TASK OBJECTIVE
Where a line in the records below contains the string "tincidunt", tally it; give only the final number.

Data extracted from a collection:
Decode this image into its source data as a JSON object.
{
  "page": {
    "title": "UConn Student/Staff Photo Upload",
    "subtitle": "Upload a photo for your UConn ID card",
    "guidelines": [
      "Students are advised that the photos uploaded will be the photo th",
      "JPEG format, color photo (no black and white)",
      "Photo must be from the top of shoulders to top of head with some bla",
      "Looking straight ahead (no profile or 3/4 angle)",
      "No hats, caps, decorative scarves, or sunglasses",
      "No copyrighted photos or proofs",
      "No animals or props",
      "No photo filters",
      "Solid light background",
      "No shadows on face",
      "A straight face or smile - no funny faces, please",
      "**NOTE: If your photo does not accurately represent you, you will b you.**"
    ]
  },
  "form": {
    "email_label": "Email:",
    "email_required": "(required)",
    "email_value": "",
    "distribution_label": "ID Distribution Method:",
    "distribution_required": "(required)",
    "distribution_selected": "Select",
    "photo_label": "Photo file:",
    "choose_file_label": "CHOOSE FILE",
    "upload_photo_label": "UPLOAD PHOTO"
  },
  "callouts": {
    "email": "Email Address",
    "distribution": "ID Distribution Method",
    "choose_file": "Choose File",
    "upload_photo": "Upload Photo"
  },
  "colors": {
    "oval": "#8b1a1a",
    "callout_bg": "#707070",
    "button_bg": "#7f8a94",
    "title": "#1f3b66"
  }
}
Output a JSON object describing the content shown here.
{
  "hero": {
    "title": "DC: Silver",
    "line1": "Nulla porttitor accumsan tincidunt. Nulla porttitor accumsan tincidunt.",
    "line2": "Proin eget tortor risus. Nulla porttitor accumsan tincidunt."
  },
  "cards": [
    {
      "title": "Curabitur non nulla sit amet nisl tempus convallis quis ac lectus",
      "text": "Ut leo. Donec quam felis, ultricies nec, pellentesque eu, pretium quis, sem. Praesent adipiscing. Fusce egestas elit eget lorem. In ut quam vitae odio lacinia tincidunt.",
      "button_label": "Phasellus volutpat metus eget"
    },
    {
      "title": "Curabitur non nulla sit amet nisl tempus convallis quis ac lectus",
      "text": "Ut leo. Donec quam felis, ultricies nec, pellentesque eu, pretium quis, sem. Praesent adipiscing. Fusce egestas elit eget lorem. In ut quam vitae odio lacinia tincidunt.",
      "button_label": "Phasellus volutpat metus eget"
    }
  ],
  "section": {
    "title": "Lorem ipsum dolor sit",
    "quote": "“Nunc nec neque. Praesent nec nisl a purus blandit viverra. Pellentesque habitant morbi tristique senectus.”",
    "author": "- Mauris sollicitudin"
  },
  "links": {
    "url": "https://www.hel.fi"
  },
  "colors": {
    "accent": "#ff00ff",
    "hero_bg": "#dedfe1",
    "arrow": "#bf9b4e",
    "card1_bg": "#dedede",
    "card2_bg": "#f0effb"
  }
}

TASK SOLUTION
4